EXERCISE: Wherever a line in the material contains the word "this", copy that line.

++++ DATA RECORDS ++++

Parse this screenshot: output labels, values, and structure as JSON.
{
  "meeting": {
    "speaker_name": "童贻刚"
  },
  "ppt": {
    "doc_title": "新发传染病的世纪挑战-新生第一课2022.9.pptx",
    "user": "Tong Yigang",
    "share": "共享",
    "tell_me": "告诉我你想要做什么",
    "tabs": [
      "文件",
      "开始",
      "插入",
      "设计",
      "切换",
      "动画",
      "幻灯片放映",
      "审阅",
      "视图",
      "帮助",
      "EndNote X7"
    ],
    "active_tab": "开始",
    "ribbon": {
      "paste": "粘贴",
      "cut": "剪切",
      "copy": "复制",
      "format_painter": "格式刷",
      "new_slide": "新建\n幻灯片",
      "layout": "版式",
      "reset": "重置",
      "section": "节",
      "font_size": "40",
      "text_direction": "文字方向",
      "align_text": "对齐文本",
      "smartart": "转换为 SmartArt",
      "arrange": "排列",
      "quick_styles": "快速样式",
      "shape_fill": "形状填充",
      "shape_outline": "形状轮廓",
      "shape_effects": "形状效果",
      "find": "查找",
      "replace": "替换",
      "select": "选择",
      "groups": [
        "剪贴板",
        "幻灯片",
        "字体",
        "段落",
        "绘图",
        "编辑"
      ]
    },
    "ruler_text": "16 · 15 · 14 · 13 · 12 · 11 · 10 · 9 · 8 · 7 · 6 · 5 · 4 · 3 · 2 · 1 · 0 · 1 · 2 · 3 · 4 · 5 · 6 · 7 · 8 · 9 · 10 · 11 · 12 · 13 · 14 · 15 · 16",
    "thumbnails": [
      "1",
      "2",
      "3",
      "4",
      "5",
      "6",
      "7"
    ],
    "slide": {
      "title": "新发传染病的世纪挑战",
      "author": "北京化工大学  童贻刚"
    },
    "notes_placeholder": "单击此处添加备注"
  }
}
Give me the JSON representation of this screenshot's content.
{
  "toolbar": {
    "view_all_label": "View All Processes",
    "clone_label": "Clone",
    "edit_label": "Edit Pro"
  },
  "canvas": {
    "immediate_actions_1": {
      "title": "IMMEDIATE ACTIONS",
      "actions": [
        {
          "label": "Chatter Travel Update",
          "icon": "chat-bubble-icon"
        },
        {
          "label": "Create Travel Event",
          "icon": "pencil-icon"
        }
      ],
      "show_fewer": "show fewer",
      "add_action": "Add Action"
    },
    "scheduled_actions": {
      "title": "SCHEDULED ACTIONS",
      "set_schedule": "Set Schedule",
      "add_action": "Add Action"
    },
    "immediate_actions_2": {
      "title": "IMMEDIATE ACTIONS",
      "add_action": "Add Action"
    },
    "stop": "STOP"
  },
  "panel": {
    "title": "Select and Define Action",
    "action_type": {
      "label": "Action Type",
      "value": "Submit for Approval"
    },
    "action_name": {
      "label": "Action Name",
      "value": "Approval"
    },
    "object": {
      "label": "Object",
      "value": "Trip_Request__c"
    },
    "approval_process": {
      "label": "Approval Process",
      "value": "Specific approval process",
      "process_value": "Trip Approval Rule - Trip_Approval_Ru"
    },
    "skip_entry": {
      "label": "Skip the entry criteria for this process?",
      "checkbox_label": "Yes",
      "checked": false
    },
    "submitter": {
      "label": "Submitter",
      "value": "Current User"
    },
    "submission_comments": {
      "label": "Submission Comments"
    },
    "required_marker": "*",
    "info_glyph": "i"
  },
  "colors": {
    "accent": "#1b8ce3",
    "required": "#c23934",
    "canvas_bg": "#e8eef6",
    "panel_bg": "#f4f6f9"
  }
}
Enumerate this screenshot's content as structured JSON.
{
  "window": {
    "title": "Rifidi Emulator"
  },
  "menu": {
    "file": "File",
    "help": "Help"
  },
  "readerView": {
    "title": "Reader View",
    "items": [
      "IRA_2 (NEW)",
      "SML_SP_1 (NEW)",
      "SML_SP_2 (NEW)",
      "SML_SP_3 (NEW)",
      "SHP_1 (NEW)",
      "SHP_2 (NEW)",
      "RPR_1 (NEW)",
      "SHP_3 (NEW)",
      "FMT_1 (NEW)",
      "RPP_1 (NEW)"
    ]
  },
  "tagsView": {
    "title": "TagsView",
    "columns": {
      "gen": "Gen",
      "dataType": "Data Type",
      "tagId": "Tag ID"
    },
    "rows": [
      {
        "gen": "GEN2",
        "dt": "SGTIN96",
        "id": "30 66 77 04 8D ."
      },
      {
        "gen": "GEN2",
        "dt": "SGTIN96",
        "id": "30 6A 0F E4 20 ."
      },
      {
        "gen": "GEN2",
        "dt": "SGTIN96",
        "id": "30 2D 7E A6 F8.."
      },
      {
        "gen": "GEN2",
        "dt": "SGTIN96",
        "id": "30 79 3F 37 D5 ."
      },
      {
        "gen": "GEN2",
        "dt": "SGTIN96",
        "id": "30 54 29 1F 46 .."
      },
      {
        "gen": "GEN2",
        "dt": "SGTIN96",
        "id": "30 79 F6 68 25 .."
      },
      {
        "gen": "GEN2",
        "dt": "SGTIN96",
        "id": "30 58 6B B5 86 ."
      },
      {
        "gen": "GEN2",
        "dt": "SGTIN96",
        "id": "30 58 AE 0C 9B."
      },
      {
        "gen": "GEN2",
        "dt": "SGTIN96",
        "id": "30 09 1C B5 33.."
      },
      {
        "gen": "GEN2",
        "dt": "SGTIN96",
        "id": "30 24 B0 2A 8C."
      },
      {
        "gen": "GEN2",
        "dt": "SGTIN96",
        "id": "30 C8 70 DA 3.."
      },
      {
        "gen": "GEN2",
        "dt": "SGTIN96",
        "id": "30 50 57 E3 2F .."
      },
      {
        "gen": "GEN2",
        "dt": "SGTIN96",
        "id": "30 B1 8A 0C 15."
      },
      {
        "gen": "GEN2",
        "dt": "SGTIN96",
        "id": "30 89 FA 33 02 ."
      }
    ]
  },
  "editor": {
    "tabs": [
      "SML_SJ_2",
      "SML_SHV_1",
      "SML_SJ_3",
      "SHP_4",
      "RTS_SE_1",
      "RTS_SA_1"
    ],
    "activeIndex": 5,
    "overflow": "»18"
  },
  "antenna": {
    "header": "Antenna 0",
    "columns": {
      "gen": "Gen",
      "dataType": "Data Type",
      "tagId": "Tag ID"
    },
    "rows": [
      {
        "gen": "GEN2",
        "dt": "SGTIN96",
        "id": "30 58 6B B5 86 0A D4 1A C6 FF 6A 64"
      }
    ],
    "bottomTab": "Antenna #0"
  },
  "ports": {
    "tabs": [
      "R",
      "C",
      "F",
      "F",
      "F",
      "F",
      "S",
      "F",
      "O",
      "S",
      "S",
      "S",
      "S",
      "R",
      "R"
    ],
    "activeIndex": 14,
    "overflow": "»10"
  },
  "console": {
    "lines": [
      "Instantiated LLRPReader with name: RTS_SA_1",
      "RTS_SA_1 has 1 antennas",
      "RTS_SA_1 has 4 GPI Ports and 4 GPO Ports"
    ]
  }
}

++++

THE COMPLETED TASK:
Parse this screenshot: output labels, values, and structure as JSON.
Give me the JSON representation of this screenshot's content.
      "label": "Skip the entry criteria for this process?",
Enumerate this screenshot's content as structured JSON.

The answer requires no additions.